Every record is to be restated exactly, with nothing left out.
--- --- ---
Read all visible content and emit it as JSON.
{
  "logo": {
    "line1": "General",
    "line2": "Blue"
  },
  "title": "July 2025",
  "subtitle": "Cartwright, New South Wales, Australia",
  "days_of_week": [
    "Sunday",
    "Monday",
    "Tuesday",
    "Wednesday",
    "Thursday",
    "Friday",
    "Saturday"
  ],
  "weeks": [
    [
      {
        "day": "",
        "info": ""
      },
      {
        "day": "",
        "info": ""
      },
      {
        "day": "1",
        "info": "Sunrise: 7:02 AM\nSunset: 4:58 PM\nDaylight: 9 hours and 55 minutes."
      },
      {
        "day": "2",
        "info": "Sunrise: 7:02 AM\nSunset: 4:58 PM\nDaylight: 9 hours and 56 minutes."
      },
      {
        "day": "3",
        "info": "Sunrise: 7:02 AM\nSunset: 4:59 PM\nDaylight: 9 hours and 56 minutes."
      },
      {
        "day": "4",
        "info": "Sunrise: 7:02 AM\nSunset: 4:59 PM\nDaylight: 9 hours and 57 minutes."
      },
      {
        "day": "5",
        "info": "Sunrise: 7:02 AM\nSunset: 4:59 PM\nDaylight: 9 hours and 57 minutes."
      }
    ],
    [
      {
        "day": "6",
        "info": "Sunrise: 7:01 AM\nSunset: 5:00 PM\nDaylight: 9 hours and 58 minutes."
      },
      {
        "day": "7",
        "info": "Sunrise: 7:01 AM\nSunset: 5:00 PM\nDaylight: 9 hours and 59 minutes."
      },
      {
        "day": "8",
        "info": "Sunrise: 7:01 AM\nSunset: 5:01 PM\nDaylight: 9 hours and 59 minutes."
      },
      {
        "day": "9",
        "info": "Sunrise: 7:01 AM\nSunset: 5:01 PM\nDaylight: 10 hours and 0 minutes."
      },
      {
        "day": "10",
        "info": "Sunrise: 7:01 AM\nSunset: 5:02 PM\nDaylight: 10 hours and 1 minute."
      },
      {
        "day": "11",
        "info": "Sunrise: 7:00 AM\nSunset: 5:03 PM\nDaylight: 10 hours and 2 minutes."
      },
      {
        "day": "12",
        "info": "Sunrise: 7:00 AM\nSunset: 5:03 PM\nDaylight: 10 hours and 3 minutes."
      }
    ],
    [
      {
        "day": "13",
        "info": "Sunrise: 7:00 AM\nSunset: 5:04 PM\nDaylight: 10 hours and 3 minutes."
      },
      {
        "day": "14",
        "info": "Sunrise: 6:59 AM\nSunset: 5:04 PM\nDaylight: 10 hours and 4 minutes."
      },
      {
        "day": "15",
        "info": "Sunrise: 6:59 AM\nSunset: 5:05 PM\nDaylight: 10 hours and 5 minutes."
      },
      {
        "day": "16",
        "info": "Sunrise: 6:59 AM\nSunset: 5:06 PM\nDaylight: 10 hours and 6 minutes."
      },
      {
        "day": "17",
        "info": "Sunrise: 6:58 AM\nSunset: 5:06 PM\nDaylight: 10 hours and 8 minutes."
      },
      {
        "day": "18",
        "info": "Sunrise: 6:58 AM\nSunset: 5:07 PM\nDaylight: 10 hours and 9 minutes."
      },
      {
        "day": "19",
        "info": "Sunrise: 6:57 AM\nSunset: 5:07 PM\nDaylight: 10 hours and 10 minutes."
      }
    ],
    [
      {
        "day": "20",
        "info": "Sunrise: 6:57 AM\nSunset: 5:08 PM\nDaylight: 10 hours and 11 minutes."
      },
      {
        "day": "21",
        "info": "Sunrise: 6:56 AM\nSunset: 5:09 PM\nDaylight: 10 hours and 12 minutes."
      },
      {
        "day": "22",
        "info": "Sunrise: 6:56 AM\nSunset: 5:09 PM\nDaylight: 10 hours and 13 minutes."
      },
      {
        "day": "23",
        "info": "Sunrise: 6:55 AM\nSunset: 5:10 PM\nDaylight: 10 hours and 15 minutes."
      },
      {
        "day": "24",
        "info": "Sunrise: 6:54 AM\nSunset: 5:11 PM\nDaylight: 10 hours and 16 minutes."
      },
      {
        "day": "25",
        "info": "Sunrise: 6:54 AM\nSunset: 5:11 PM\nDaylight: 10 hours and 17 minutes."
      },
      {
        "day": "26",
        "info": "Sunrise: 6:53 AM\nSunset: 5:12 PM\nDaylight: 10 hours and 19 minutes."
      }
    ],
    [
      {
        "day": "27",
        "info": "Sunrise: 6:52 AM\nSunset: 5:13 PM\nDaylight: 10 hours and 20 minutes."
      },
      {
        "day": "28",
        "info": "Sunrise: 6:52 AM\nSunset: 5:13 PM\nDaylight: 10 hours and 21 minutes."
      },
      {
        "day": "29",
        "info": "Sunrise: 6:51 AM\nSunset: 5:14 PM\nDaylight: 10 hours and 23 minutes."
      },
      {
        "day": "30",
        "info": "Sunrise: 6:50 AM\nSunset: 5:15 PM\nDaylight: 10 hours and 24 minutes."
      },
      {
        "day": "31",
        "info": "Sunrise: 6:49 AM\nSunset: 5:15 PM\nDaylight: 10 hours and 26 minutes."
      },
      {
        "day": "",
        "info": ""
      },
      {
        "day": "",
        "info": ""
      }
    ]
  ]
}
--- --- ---
_WORKED SOLUTION_.
Read all visible content and emit it as JSON.
{
  "logo": {
    "line1": "General",
    "line2": "Blue"
  },
  "title": "July 2025",
  "subtitle": "Cartwright, New South Wales, Australia",
  "days_of_week": [
    "Sunday",
    "Monday",
    "Tuesday",
    "Wednesday",
    "Thursday",
    "Friday",
    "Saturday"
  ],
  "weeks": [
    [
      {
        "day": "",
        "info": ""
      },
      {
        "day": "",
        "info": ""
      },
      {
        "day": "1",
        "info": "Sunrise: 7:02 AM\nSunset: 4:58 PM\nDaylight: 9 hours and 55 minutes."
      },
      {
        "day": "2",
        "info": "Sunrise: 7:02 AM\nSunset: 4:58 PM\nDaylight: 9 hours and 56 minutes."
      },
      {
        "day": "3",
        "info": "Sunrise: 7:02 AM\nSunset: 4:59 PM\nDaylight: 9 hours and 56 minutes."
      },
      {
        "day": "4",
        "info": "Sunrise: 7:02 AM\nSunset: 4:59 PM\nDaylight: 9 hours and 57 minutes."
      },
      {
        "day": "5",
        "info": "Sunrise: 7:02 AM\nSunset: 4:59 PM\nDaylight: 9 hours and 57 minutes."
      }
    ],
    [
      {
        "day": "6",
        "info": "Sunrise: 7:01 AM\nSunset: 5:00 PM\nDaylight: 9 hours and 58 minutes."
      },
      {
        "day": "7",
        "info": "Sunrise: 7:01 AM\nSunset: 5:00 PM\nDaylight: 9 hours and 59 minutes."
      },
      {
        "day": "8",
        "info": "Sunrise: 7:01 AM\nSunset: 5:01 PM\nDaylight: 9 hours and 59 minutes."
      },
      {
        "day": "9",
        "info": "Sunrise: 7:01 AM\nSunset: 5:01 PM\nDaylight: 10 hours and 0 minutes."
      },
      {
        "day": "10",
        "info": "Sunrise: 7:01 AM\nSunset: 5:02 PM\nDaylight: 10 hours and 1 minute."
      },
      {
        "day": "11",
        "info": "Sunrise: 7:00 AM\nSunset: 5:03 PM\nDaylight: 10 hours and 2 minutes."
      },
      {
        "day": "12",
        "info": "Sunrise: 7:00 AM\nSunset: 5:03 PM\nDaylight: 10 hours and 3 minutes."
      }
    ],
    [
      {
        "day": "13",
        "info": "Sunrise: 7:00 AM\nSunset: 5:04 PM\nDaylight: 10 hours and 3 minutes."
      },
      {
        "day": "14",
        "info": "Sunrise: 6:59 AM\nSunset: 5:04 PM\nDaylight: 10 hours and 4 minutes."
      },
      {
        "day": "15",
        "info": "Sunrise: 6:59 AM\nSunset: 5:05 PM\nDaylight: 10 hours and 5 minutes."
      },
      {
        "day": "16",
        "info": "Sunrise: 6:59 AM\nSunset: 5:06 PM\nDaylight: 10 hours and 6 minutes."
      },
      {
        "day": "17",
        "info": "Sunrise: 6:58 AM\nSunset: 5:06 PM\nDaylight: 10 hours and 8 minutes."
      },
      {
        "day": "18",
        "info": "Sunrise: 6:58 AM\nSunset: 5:07 PM\nDaylight: 10 hours and 9 minutes."
      },
      {
        "day": "19",
        "info": "Sunrise: 6:57 AM\nSunset: 5:07 PM\nDaylight: 10 hours and 10 minutes."
      }
    ],
    [
      {
        "day": "20",
        "info": "Sunrise: 6:57 AM\nSunset: 5:08 PM\nDaylight: 10 hours and 11 minutes."
      },
      {
        "day": "21",
        "info": "Sunrise: 6:56 AM\nSunset: 5:09 PM\nDaylight: 10 hours and 12 minutes."
      },
      {
        "day": "22",
        "info": "Sunrise: 6:56 AM\nSunset: 5:09 PM\nDaylight: 10 hours and 13 minutes."
      },
      {
        "day": "23",
        "info": "Sunrise: 6:55 AM\nSunset: 5:10 PM\nDaylight: 10 hours and 15 minutes."
      },
      {
        "day": "24",
        "info": "Sunrise: 6:54 AM\nSunset: 5:11 PM\nDaylight: 10 hours and 16 minutes."
      },
      {
        "day": "25",
        "info": "Sunrise: 6:54 AM\nSunset: 5:11 PM\nDaylight: 10 hours and 17 minutes."
      },
      {
        "day": "26",
        "info": "Sunrise: 6:53 AM\nSunset: 5:12 PM\nDaylight: 10 hours and 19 minutes."
      }
    ],
    [
      {
        "day": "27",
        "info": "Sunrise: 6:52 AM\nSunset: 5:13 PM\nDaylight: 10 hours and 20 minutes."
      },
      {
        "day": "28",
        "info": "Sunrise: 6:52 AM\nSunset: 5:13 PM\nDaylight: 10 hours and 21 minutes."
      },
      {
        "day": "29",
        "info": "Sunrise: 6:51 AM\nSunset: 5:14 PM\nDaylight: 10 hours and 23 minutes."
      },
      {
        "day": "30",
        "info": "Sunrise: 6:50 AM\nSunset: 5:15 PM\nDaylight: 10 hours and 24 minutes."
      },
      {
        "day": "31",
        "info": "Sunrise: 6:49 AM\nSunset: 5:15 PM\nDaylight: 10 hours and 26 minutes."
      },
      {
        "day": "",
        "info": ""
      },
      {
        "day": "",
        "info": ""
      }
    ]
  ]
}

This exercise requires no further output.